- _WHAT YOU SHOULD DO_
Among the lines of the records, please find those that contain the word "meta" and copy them.

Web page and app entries
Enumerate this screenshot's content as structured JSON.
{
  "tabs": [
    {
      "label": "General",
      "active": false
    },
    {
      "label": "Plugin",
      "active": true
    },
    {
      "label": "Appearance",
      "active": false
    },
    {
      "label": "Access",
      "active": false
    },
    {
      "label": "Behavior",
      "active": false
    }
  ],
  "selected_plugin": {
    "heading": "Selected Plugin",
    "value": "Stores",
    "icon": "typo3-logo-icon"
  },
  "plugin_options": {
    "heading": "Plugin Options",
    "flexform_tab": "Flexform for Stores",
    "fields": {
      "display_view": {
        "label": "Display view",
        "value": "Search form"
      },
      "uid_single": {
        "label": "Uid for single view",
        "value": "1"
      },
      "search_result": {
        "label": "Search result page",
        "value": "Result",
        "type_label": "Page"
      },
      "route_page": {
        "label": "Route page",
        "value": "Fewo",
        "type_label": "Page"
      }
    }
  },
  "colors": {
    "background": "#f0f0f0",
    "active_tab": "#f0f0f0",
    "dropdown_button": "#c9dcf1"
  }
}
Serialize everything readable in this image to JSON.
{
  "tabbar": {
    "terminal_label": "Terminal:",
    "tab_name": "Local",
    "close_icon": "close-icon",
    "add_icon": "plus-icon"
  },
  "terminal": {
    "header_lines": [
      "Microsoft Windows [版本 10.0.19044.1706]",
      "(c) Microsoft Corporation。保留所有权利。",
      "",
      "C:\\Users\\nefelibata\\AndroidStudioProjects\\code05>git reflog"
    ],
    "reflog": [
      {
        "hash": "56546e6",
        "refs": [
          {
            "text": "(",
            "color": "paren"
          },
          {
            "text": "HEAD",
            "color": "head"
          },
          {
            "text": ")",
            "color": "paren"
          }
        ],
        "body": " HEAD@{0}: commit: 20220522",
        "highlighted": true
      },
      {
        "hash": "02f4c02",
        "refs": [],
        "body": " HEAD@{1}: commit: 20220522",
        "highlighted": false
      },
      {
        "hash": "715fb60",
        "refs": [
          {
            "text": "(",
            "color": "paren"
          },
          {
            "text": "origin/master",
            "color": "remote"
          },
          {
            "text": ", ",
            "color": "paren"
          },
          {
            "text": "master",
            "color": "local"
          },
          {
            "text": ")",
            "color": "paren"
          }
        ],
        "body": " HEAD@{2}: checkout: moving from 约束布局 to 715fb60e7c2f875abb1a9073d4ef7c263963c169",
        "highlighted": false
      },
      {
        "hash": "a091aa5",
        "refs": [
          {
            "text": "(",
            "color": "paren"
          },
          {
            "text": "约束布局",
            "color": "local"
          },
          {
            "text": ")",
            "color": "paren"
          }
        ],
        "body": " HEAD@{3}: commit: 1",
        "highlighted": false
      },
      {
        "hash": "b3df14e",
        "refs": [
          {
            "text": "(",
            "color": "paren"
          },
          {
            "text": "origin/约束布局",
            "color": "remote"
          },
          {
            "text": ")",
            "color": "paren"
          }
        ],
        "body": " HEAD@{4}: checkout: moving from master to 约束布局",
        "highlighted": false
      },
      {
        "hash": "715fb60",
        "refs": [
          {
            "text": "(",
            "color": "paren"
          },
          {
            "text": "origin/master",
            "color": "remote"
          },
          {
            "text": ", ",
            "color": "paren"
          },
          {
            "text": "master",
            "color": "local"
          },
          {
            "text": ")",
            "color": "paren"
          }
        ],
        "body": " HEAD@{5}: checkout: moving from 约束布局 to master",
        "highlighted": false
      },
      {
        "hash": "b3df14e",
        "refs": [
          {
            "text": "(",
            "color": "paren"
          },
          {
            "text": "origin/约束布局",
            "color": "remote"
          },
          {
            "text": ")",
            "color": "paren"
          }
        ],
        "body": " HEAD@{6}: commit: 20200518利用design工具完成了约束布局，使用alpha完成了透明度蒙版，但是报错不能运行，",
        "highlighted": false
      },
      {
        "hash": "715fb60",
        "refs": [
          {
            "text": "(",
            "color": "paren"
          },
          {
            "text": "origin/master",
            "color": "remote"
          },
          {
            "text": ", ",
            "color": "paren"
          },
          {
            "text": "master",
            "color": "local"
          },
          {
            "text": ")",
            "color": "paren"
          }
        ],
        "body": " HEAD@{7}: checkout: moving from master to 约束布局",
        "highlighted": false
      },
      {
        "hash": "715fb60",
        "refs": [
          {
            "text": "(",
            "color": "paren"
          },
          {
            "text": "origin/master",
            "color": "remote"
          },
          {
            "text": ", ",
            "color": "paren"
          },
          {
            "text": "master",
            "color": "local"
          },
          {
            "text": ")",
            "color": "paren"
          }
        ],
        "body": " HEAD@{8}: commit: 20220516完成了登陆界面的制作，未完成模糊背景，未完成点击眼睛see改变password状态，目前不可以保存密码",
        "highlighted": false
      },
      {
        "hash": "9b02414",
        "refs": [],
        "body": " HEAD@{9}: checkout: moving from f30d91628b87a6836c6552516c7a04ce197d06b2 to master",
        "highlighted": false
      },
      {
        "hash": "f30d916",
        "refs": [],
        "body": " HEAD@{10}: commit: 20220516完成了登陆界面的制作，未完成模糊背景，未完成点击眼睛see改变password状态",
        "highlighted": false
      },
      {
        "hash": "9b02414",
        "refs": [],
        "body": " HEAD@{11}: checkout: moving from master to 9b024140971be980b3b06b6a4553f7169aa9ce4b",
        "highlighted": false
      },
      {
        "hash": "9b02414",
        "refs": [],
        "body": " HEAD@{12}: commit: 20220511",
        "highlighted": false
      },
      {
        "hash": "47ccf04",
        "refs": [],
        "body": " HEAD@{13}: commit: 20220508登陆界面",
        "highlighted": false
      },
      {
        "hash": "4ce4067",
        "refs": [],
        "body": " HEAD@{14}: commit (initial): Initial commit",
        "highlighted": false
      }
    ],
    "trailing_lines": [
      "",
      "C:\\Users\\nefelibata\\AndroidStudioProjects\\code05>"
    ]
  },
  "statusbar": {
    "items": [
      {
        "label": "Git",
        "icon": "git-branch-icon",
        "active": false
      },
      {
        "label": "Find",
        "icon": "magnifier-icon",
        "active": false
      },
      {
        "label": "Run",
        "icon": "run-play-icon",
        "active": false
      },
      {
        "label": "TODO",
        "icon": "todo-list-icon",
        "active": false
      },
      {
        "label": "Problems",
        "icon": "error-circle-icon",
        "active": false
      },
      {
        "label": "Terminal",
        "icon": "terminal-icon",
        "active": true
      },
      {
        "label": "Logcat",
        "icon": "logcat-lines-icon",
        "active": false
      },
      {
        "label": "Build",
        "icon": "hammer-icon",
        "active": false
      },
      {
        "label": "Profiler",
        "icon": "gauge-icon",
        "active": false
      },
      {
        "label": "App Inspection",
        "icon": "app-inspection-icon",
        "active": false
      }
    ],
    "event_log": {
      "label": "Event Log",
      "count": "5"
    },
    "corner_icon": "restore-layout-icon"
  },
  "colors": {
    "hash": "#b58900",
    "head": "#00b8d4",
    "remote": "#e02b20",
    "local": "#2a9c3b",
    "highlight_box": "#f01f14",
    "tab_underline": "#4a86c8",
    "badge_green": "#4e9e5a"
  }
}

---

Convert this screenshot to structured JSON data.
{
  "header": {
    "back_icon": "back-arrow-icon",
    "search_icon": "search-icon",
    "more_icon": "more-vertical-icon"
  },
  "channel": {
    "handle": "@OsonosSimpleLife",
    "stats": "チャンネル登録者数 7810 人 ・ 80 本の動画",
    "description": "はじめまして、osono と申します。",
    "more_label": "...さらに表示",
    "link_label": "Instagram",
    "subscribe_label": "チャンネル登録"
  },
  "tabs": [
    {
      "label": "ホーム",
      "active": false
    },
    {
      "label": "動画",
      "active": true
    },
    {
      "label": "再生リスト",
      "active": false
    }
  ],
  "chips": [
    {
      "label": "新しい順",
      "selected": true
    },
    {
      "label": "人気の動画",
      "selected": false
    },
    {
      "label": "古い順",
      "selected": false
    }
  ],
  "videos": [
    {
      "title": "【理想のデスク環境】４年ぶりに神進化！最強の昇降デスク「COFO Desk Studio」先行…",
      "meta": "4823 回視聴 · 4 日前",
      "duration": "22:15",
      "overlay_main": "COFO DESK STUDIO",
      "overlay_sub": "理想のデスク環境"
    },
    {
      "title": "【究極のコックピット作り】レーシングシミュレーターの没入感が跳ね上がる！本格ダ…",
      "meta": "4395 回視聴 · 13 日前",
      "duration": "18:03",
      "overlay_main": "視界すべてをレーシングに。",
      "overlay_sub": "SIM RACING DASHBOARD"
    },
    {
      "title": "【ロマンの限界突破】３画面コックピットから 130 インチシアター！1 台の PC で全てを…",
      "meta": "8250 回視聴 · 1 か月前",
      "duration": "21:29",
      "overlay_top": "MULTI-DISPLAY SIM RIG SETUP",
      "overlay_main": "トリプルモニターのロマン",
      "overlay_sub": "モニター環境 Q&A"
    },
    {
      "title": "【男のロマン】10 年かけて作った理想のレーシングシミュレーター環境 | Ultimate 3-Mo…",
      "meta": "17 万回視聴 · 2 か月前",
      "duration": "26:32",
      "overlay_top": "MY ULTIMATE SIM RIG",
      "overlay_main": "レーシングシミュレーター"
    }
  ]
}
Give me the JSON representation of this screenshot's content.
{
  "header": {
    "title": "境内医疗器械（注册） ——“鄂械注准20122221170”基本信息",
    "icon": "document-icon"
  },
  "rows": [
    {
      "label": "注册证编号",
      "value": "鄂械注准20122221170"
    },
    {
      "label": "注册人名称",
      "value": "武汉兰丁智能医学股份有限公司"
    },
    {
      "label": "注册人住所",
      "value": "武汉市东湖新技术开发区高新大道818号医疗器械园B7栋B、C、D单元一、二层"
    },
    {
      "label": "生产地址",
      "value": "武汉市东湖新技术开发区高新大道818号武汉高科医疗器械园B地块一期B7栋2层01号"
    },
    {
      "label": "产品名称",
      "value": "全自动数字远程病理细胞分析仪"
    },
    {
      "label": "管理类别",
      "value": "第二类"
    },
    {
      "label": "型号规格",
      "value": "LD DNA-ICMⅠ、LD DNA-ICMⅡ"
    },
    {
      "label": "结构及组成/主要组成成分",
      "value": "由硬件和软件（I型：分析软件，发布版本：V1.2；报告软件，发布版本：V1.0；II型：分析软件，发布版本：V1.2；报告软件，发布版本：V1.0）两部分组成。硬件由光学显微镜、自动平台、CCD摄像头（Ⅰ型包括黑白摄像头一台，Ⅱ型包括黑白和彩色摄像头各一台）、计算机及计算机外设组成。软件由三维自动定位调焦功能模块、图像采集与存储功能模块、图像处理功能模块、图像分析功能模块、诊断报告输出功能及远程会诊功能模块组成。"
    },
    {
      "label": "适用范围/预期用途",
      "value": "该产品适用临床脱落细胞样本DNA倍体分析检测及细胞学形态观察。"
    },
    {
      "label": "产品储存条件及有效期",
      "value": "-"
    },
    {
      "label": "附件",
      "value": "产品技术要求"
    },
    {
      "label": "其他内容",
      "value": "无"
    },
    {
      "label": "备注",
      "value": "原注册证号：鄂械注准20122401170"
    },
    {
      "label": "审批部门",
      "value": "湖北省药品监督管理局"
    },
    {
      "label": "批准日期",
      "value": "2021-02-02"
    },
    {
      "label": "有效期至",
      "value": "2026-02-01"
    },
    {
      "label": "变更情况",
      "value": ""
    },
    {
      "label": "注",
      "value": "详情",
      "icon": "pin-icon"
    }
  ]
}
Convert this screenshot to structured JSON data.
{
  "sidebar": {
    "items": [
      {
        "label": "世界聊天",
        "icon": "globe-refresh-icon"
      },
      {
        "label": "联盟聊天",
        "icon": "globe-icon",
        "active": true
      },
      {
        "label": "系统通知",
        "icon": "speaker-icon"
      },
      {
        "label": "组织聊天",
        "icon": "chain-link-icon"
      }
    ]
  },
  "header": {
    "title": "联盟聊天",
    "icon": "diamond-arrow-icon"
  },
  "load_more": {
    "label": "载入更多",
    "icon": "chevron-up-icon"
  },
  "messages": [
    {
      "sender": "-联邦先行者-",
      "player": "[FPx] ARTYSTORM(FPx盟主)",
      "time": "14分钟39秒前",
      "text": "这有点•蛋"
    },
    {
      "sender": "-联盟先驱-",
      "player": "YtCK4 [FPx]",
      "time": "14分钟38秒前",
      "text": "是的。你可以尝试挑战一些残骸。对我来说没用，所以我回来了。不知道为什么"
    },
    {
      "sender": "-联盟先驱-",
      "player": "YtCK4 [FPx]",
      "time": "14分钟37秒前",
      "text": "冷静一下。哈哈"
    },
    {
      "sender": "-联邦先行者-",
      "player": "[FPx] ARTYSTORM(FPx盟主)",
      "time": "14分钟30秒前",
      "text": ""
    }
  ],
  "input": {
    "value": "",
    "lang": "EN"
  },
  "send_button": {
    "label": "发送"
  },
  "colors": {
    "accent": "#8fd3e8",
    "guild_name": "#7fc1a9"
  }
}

- _RESPONSE TO THE EXERCISE_
      "meta": "4823 回視聴 · 4 日前",
      "meta": "4395 回視聴 · 13 日前",
      "meta": "8250 回視聴 · 1 か月前",
      "meta": "17 万回視聴 · 2 か月前",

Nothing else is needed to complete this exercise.